Syngenta rejected Monsanto's first buyout overture, saying the $45 billion offer "fundamentally undervalues" its growth potential, but it's girding for a second bid that could be a more palatable $50 billion or so.

While obvious synergies could be realized by the union of the two chemical companies -- Monsanto has said it would sell Syngenta's seed business to clear antitrust hurdles -- one primary real motivation behind the move might be to allow Monsanto to escape the heavy burden imposed by the U.S. corporate tax code.

Called an inversion, buying its foreign rival would allow Monsanto to become a Swiss corporation and reduce its tax rate. Last year it paid $648 million in U.S. federal income taxes on continuing pre-tax income of $2.4 billion, for an effective tax rate of almost 27% (the total tax bill, including state and foreign taxes, was $3.8 billion). In contrast, Syngenta reported an effective tax rate of just 14%.

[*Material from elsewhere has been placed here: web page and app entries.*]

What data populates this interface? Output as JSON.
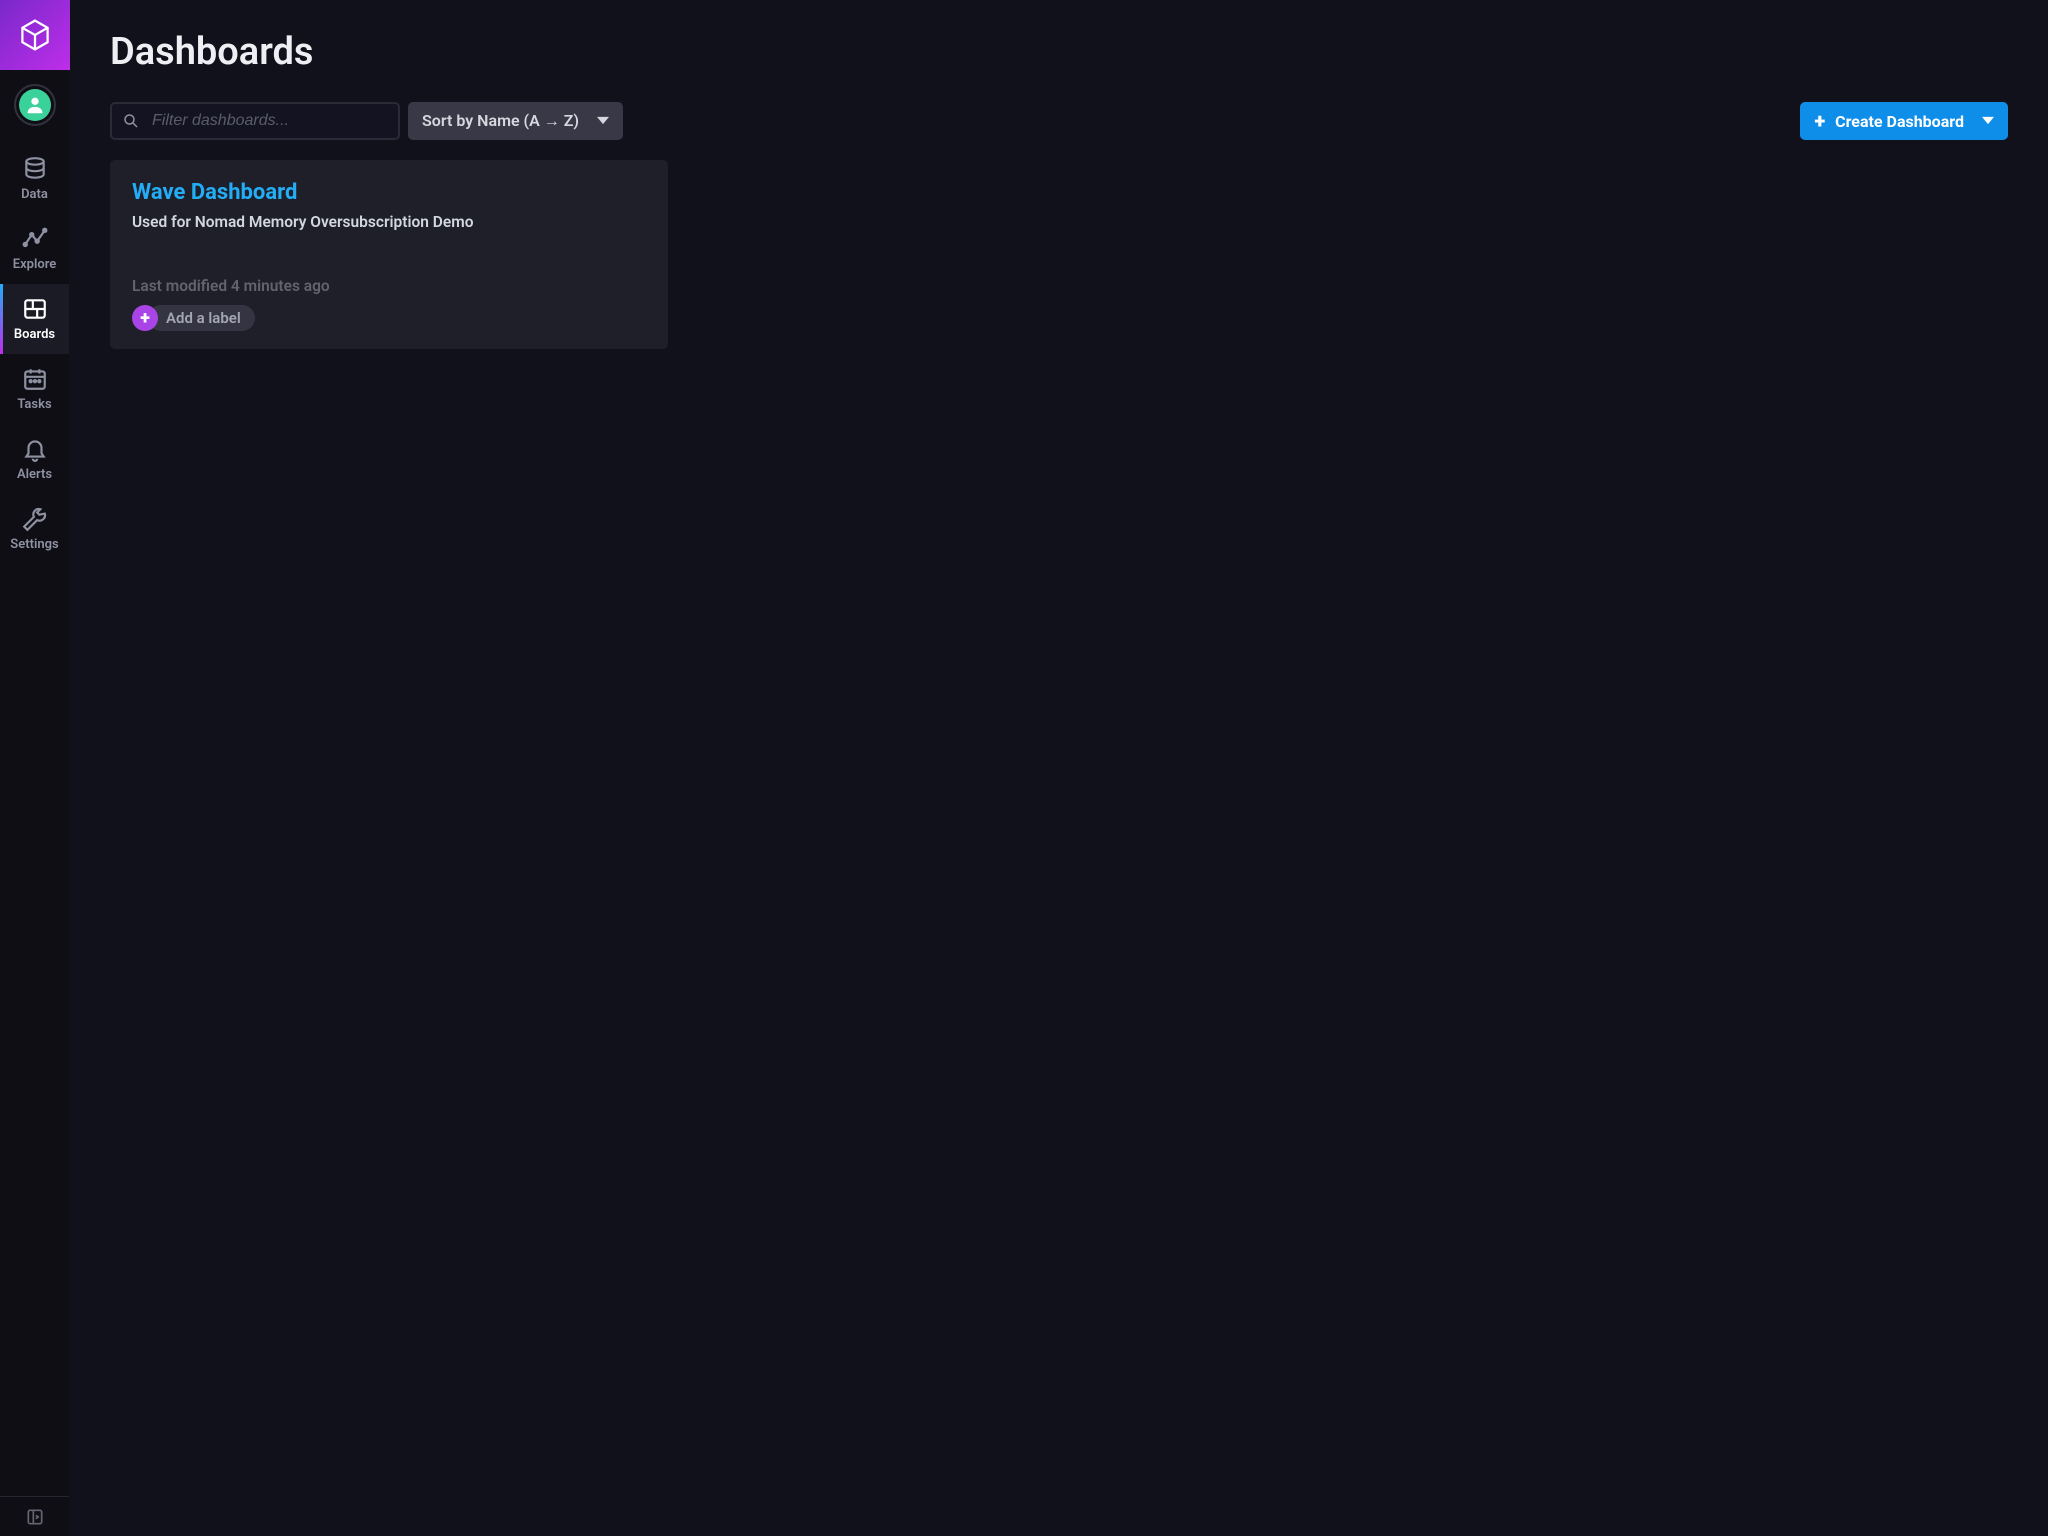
{
  "sidebar": {
    "items": [
      {
        "label": "Data"
      },
      {
        "label": "Explore"
      },
      {
        "label": "Boards"
      },
      {
        "label": "Tasks"
      },
      {
        "label": "Alerts"
      },
      {
        "label": "Settings"
      }
    ]
  },
  "page": {
    "title": "Dashboards"
  },
  "toolbar": {
    "search_placeholder": "Filter dashboards...",
    "sort_label": "Sort by Name (A → Z)",
    "create_label": "Create Dashboard"
  },
  "dashboards": [
    {
      "title": "Wave Dashboard",
      "description": "Used for Nomad Memory Oversubscription Demo",
      "last_modified": "Last modified 4 minutes ago",
      "add_label": "Add a label"
    }
  ]
}
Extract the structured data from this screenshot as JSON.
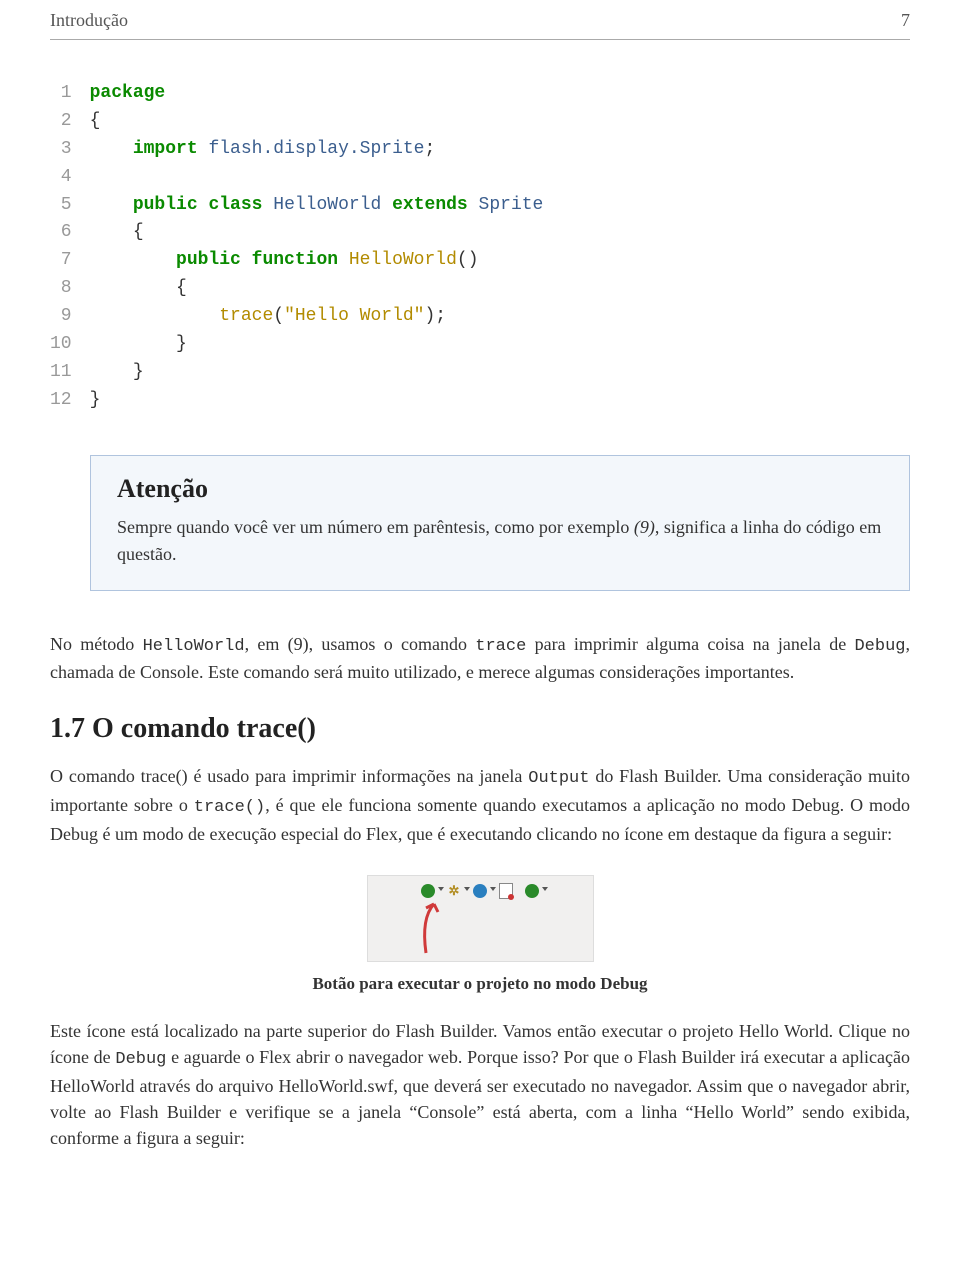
{
  "header": {
    "title": "Introdução",
    "page": "7"
  },
  "code": {
    "lines": [
      {
        "n": "1",
        "t": [
          [
            "kw",
            "package"
          ]
        ]
      },
      {
        "n": "2",
        "t": [
          [
            "plain",
            "{"
          ]
        ]
      },
      {
        "n": "3",
        "t": [
          [
            "plain",
            "    "
          ],
          [
            "kw",
            "import"
          ],
          [
            "plain",
            " "
          ],
          [
            "cls",
            "flash.display.Sprite"
          ],
          [
            "plain",
            ";"
          ]
        ]
      },
      {
        "n": "4",
        "t": [
          [
            "plain",
            ""
          ]
        ]
      },
      {
        "n": "5",
        "t": [
          [
            "plain",
            "    "
          ],
          [
            "kw",
            "public class"
          ],
          [
            "plain",
            " "
          ],
          [
            "cls",
            "HelloWorld"
          ],
          [
            "plain",
            " "
          ],
          [
            "kw",
            "extends"
          ],
          [
            "plain",
            " "
          ],
          [
            "cls",
            "Sprite"
          ]
        ]
      },
      {
        "n": "6",
        "t": [
          [
            "plain",
            "    {"
          ]
        ]
      },
      {
        "n": "7",
        "t": [
          [
            "plain",
            "        "
          ],
          [
            "kw",
            "public function"
          ],
          [
            "plain",
            " "
          ],
          [
            "fn",
            "HelloWorld"
          ],
          [
            "plain",
            "()"
          ]
        ]
      },
      {
        "n": "8",
        "t": [
          [
            "plain",
            "        {"
          ]
        ]
      },
      {
        "n": "9",
        "t": [
          [
            "plain",
            "            "
          ],
          [
            "fn",
            "trace"
          ],
          [
            "plain",
            "("
          ],
          [
            "str",
            "\"Hello World\""
          ],
          [
            "plain",
            ");"
          ]
        ]
      },
      {
        "n": "10",
        "t": [
          [
            "plain",
            "        }"
          ]
        ]
      },
      {
        "n": "11",
        "t": [
          [
            "plain",
            "    }"
          ]
        ]
      },
      {
        "n": "12",
        "t": [
          [
            "plain",
            "}"
          ]
        ]
      }
    ]
  },
  "note": {
    "title": "Atenção",
    "body_pre": "Sempre quando você ver um número em parêntesis, como por exemplo ",
    "body_em": "(9)",
    "body_post": ", significa a linha do código em questão."
  },
  "para1": {
    "a": "No método ",
    "m1": "HelloWorld",
    "b": ", em (9), usamos o comando ",
    "m2": "trace",
    "c": " para imprimir alguma coisa na janela de ",
    "m3": "Debug",
    "d": ", chamada de Console. Este comando será muito utilizado, e merece algumas considerações importantes."
  },
  "section": {
    "heading": "1.7 O comando trace()"
  },
  "para2": {
    "a": "O comando trace() é usado para imprimir informações na janela ",
    "m1": "Output",
    "b": " do Flash Builder. Uma consideração muito importante sobre o ",
    "m2": "trace()",
    "c": ", é que ele funciona somente quando executamos a aplicação no modo Debug. O modo Debug é um modo de execução especial do Flex, que é executando clicando no ícone em destaque da figura a seguir:"
  },
  "toolbar_icons": {
    "run": "run-icon",
    "debug": "debug-icon",
    "external": "external-tools-icon",
    "export": "export-icon",
    "profile": "profile-icon"
  },
  "caption": "Botão para executar o projeto no modo Debug",
  "para3": {
    "a": "Este ícone está localizado na parte superior do Flash Builder. Vamos então executar o projeto Hello World. Clique no ícone de ",
    "m1": "Debug",
    "b": " e aguarde o Flex abrir o navegador web. Porque isso? Por que o Flash Builder irá executar a aplicação HelloWorld através do arquivo HelloWorld.swf, que deverá ser executado no navegador. Assim que o navegador abrir, volte ao Flash Builder e verifique se a janela “Console” está aberta, com a linha “Hello World” sendo exibida, conforme a figura a seguir:"
  }
}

The U.S. Treasury Department clamped down on inversions following a spate of such transactions, making this move more difficult but not impossible for Monsanto. The offer, though, has also attracted the attention of rivals such as BASF, Dow Chemical, and DuPont, which might now also make bids.

A seed of doubt
Monsanto controls a third of the world seed market, and together with Syngenta would increase its global share to over 40%. Since Monsanto is willing to shed Syngenta's entire seed portfolio, it becomes clear that another key, strategic reason behind the takeover offer is neutralizing one of the threats to its glyphosate-based herbicide business.

Monsanto makes the world's most popular herbicide, but that doesn't mean there aren't competitive threats to its dominance. Photo: Mike Mozart, Flickr.

Roundup is the world's leading weed killer and accounts for about a third of Monsanto's annual revenue. Yet when you add in the contribution it makes to other segments, such as its Roundup Ready GMO seeds that allows plants to grow even after being sprayed with the deadly herbicide, you realize almost every aspect of Monsanto's business is connected to the brand.

Yet farmers' heavy application of the herbicide has created superweeds that are resistant to it, which is leading to an arms race of sorts and its competitors are targeting the lucrative field.

The U.S. Agriculture Department recently approved seeds that are resistant to Dow Chemical's 2,4-D herbicide, and $11.4 billion, or 75%, of Syngenta's $15.1 billion in total revenue last year came from herbicides, fungicides, and insecticides. Bringing Syngenta's portfolio into its own would bolster Monsanto's defense of Roundup while giving its new path for growth.

What it means for investors
Monsanto's future doesn't hinge on making the Syngenta deal work, but certainly if successful it could create a bigger, stronger seed and chemical giant.

Still, joining the No.1 and No. 3 seed companies together is a challenge, such that investors should only look at it as an added bonus to the strong portfolio of products Monsanto already owns, as well as the pipeline of innovations it is developing. It spent over $1.7 billion on research and development in 2014, some 12.5% more than the year before.

Yet with its enterprise value trading north of 36 times its free cash flow, Monsanto is not cheap. It also trades at a premium to rivals on the basis of next year's earnings, suggesting that even though the seed and chemical giant's stock is largely flat for the year thus far, now might not be the time to sow a position in the stock.